The comrades’ design to guide our community’s recovery is both clear and practical, and it’s not merely for the time being but for long-term. In our discussions, fruit-bearing trees like cacao, coffee and rambutan mature in only two years. That jump-started our two-year plan for rehabilitation. How much more the fast-growing buyo-buyo and banana trees? In six months time, you can already tie a hammock between buyo-buyo trees or boil and eat the cardava variety of bananas. You can already take shade.

That became the basis for the design of our rehabilitation of farms, fruit trees and reforestation. The reforestation will be steered by the people’s militia and the revolutionary youth organization in the community. We will plant trees in watersheds. We will replant endemic trees such as lawaan and almaciga. We will also build nurseries for fruit trees like what other NPA units did in other areas.

In our Party branch and mass organization meetings, there are so many practical problems that we need to address in order for the rehabilitation campaign to take off, like farm tools and sources for seedlings for the communal farms. But we also agreed that for now, whatever tools that can be used to dig and however limited our seedlings on hand, we will make do. The communal farm accepts the work of everyone—kids, elderly, middle-aged, men or women.

Anyway, everyone’s share of the harvest will be based on his or her workpoints or one’s participation in the collective farming. We will set aside some portion of the yield for seed banking, another portion for the needs of the organization, a portion for emergency fund for the community and the rest will be divided to each individual according to his or her workpoints.

On our first day in the communal farm, we managed to open around three hectares and on the fourth day, we already planted rice. Around 60 to 100 people participated that time. It was fun! Though we could hear each other’s rumbling stomachs!

This coming May, come visit our community. It’s looking like a good yield for our rice field. We hope you can come by. In our community, you will find the masses overcoming the effects of the calamity through the struggle.

Great things are in store if we organize and struggle under proletarian guidance and leadership. We still have other campaign designs, plans and clear goals with regards to wellness, education and culture. True, it’s arduous and complicated, but in the difficult struggle, we know victory will be sweet.

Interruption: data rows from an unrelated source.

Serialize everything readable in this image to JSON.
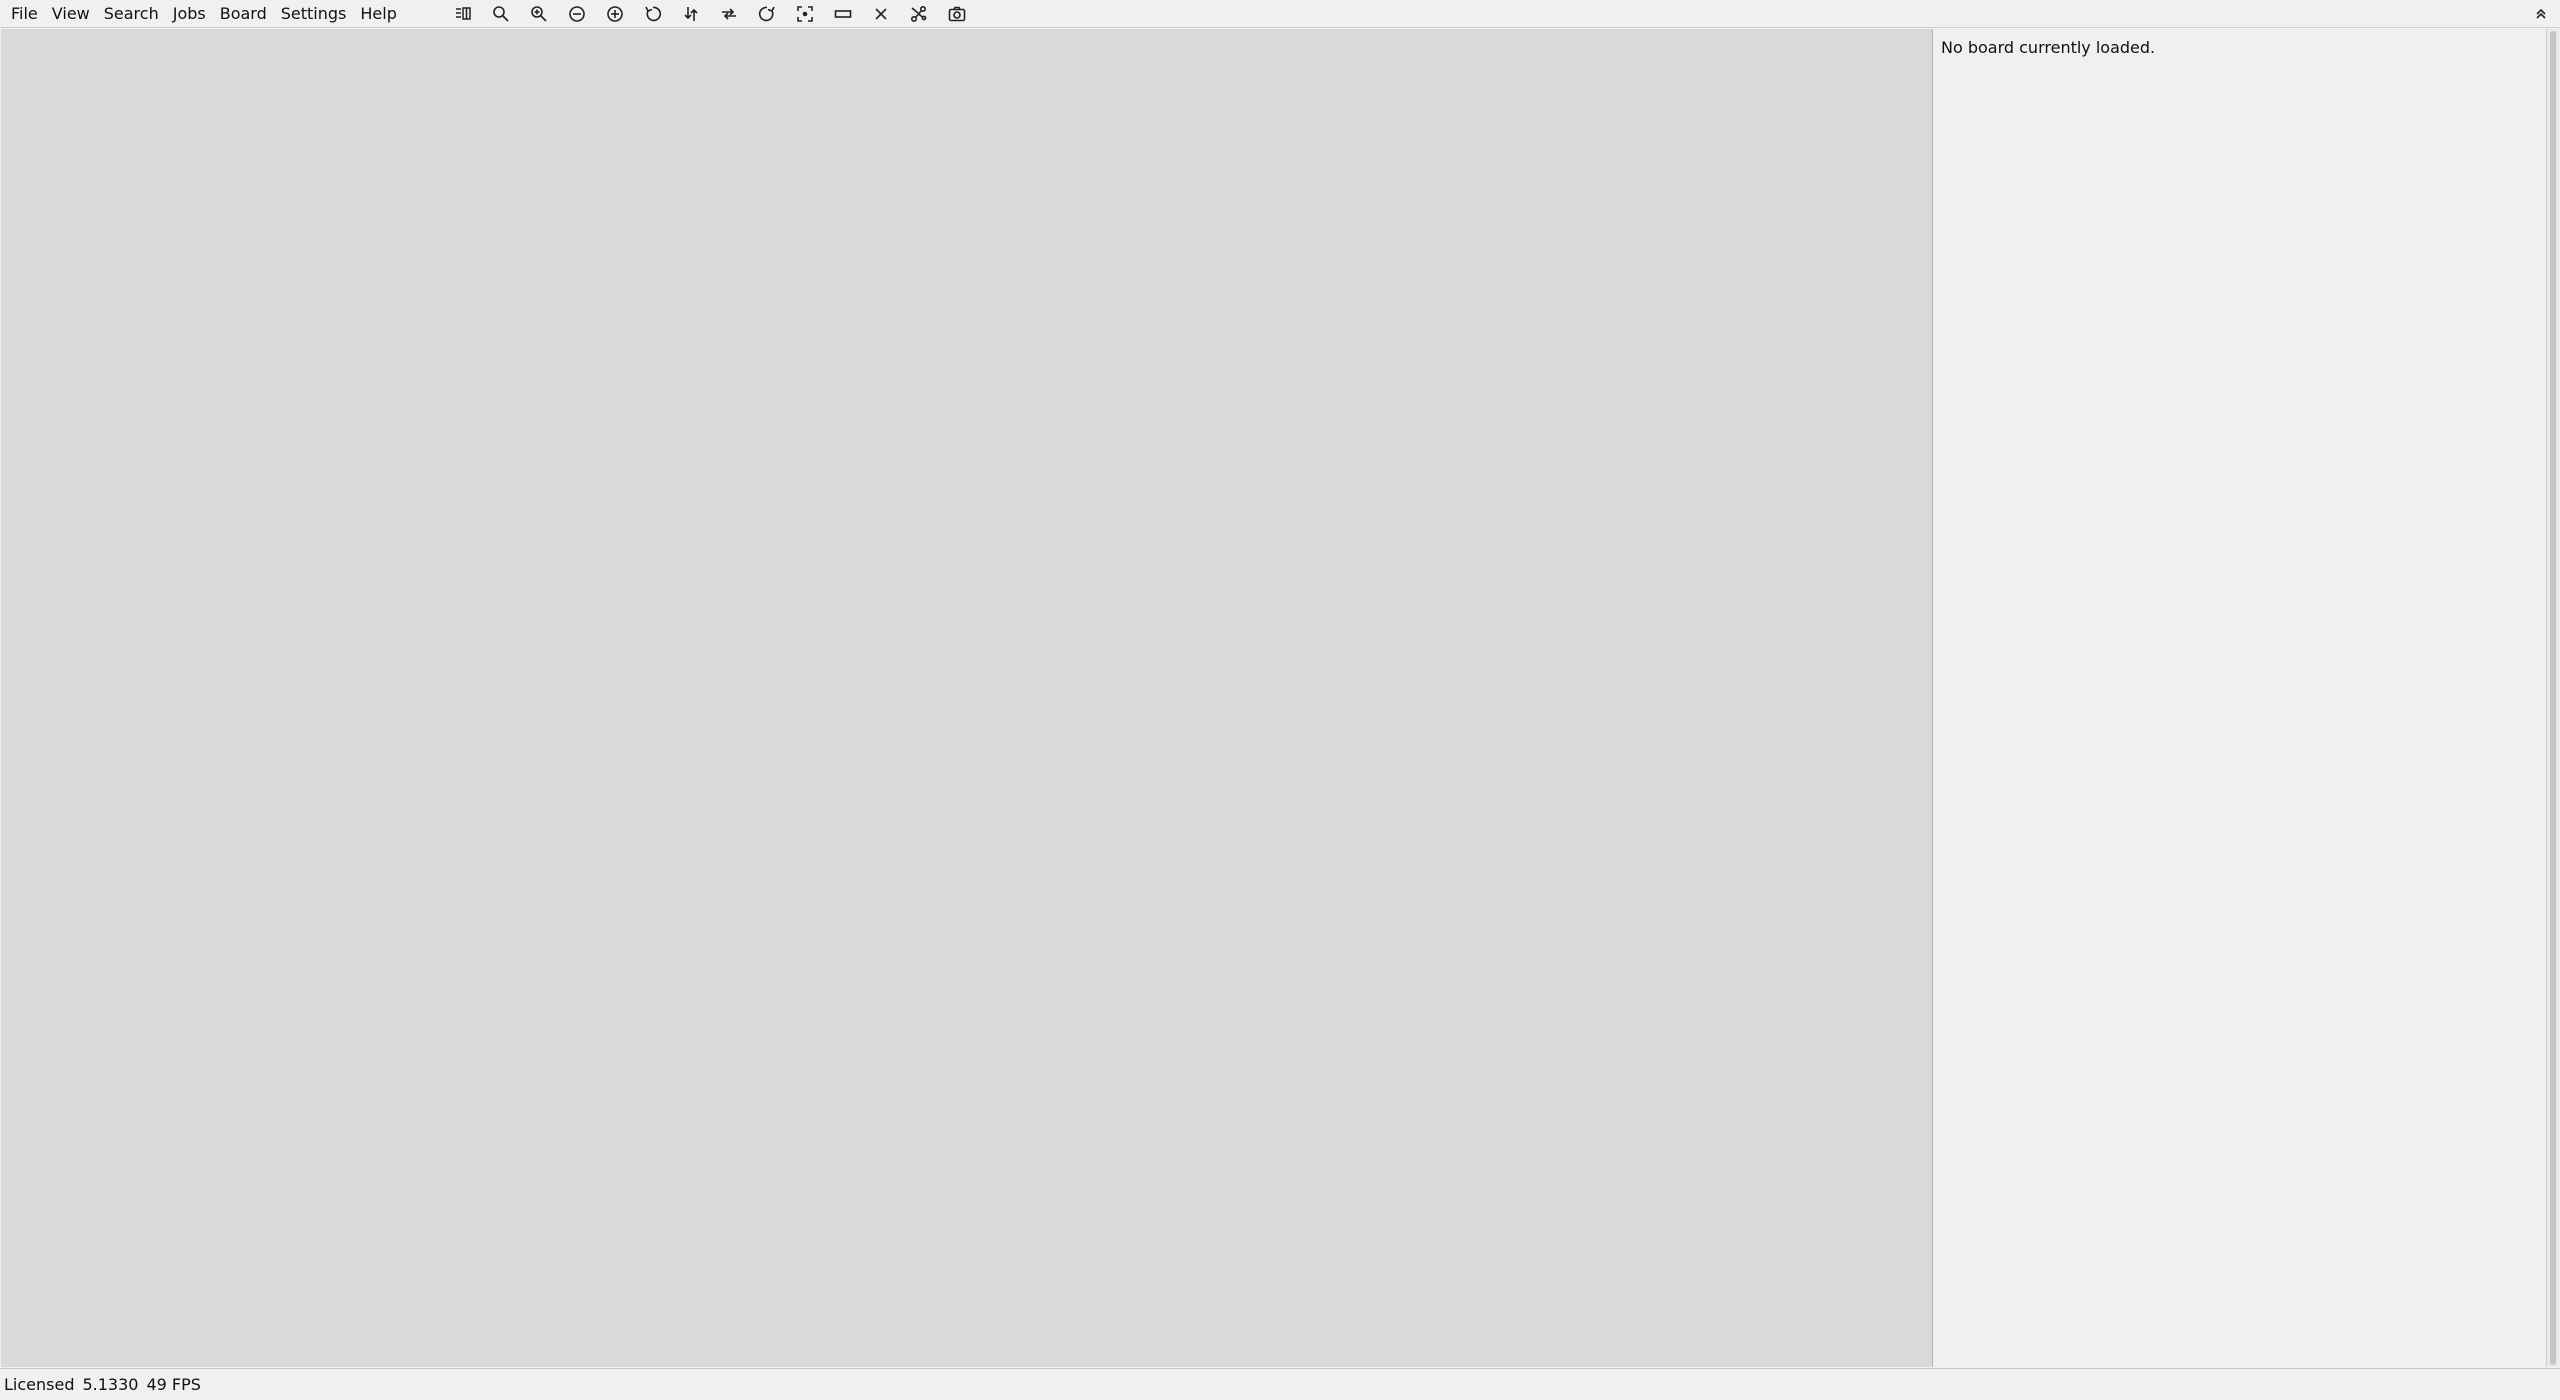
{
  "menubar": {
    "items": [
      "File",
      "View",
      "Search",
      "Jobs",
      "Board",
      "Settings",
      "Help"
    ]
  },
  "toolbar": {
    "buttons": [
      "panel-layout-icon",
      "zoom-icon",
      "zoom-in-icon",
      "zoom-out-circle-icon",
      "zoom-in-circle-icon",
      "rotate-left-icon",
      "flip-vertical-icon",
      "flip-horizontal-icon",
      "rotate-right-icon",
      "fit-to-screen-icon",
      "board-outline-icon",
      "close-icon",
      "net-tool-icon",
      "camera-icon"
    ]
  },
  "side_panel": {
    "message": "No board currently loaded."
  },
  "statusbar": {
    "license": "Licensed",
    "version": "5.1330",
    "fps": "49 FPS"
  },
  "colors": {
    "canvas_bg": "#d9d9d9",
    "panel_bg": "#f0f0f0",
    "text": "#111111"
  }
}
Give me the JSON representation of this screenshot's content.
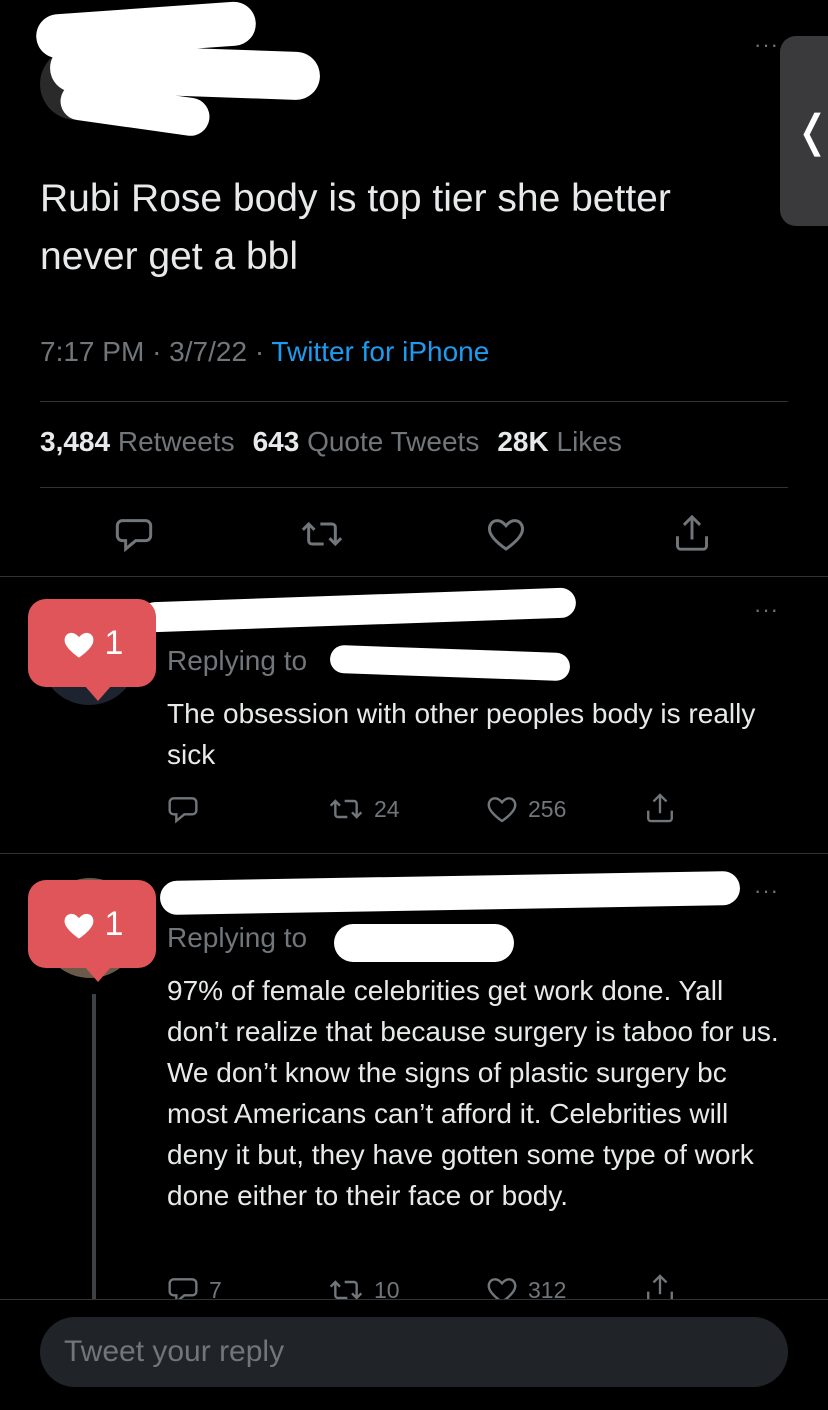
{
  "tweet": {
    "text": "Rubi Rose body is top tier she better never get a bbl",
    "time": "7:17 PM",
    "sep1": "·",
    "date": "3/7/22",
    "sep2": "·",
    "source": "Twitter for iPhone"
  },
  "stats": {
    "retweets_count": "3,484",
    "retweets_label": "Retweets",
    "quotes_count": "643",
    "quotes_label": "Quote Tweets",
    "likes_count": "28K",
    "likes_label": "Likes"
  },
  "replies": [
    {
      "badge_count": "1",
      "replying_label": "Replying to",
      "text": "The obsession with other peoples body is really sick",
      "retweets": "24",
      "likes": "256"
    },
    {
      "badge_count": "1",
      "replying_label": "Replying to",
      "text": "97% of female celebrities get work done. Yall don’t realize that because surgery is taboo for us. We don’t know the signs of plastic surgery bc most Americans can’t afford it. Celebrities will deny it but, they have gotten some type of work done either to their face or body.",
      "comments": "7",
      "retweets": "10",
      "likes": "312"
    }
  ],
  "composer": {
    "placeholder": "Tweet your reply"
  },
  "side_handle": {
    "glyph": "❬"
  },
  "more_glyph": "···",
  "colors": {
    "background": "#000000",
    "link": "#1d9bf0",
    "muted": "#71767b",
    "badge": "#e0555a"
  }
}
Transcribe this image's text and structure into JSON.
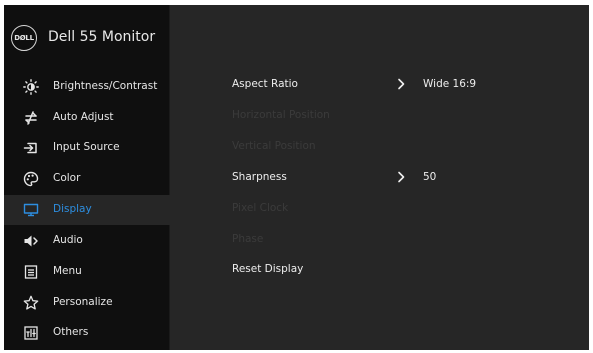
{
  "header": {
    "logo_text": "DØLL",
    "title": "Dell 55 Monitor"
  },
  "sidebar": {
    "items": [
      {
        "label": "Brightness/Contrast",
        "icon": "brightness-icon"
      },
      {
        "label": "Auto Adjust",
        "icon": "auto-adjust-icon"
      },
      {
        "label": "Input Source",
        "icon": "input-source-icon"
      },
      {
        "label": "Color",
        "icon": "color-palette-icon"
      },
      {
        "label": "Display",
        "icon": "display-icon",
        "active": true
      },
      {
        "label": "Audio",
        "icon": "speaker-icon"
      },
      {
        "label": "Menu",
        "icon": "menu-icon"
      },
      {
        "label": "Personalize",
        "icon": "star-icon"
      },
      {
        "label": "Others",
        "icon": "others-icon"
      }
    ]
  },
  "display": {
    "rows": [
      {
        "name": "Aspect Ratio",
        "value": "Wide 16:9",
        "enabled": true
      },
      {
        "name": "Horizontal Position",
        "enabled": false
      },
      {
        "name": "Vertical Position",
        "enabled": false
      },
      {
        "name": "Sharpness",
        "value": "50",
        "enabled": true
      },
      {
        "name": "Pixel Clock",
        "enabled": false
      },
      {
        "name": "Phase",
        "enabled": false
      },
      {
        "name": "Reset Display",
        "enabled": true
      }
    ]
  },
  "colors": {
    "accent": "#2d8ee0",
    "panel": "#262626",
    "sidebar": "#0f0f0f",
    "disabled_text": "#3b3b3b"
  }
}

* SP – Local Party branch
* KRB – Barrio Revolutionary Committee

First published in Pasa Bilis! July 2013 issue.
(Pasa Bilis! Special Issue, December 4, 2022)

Struggle and Recovery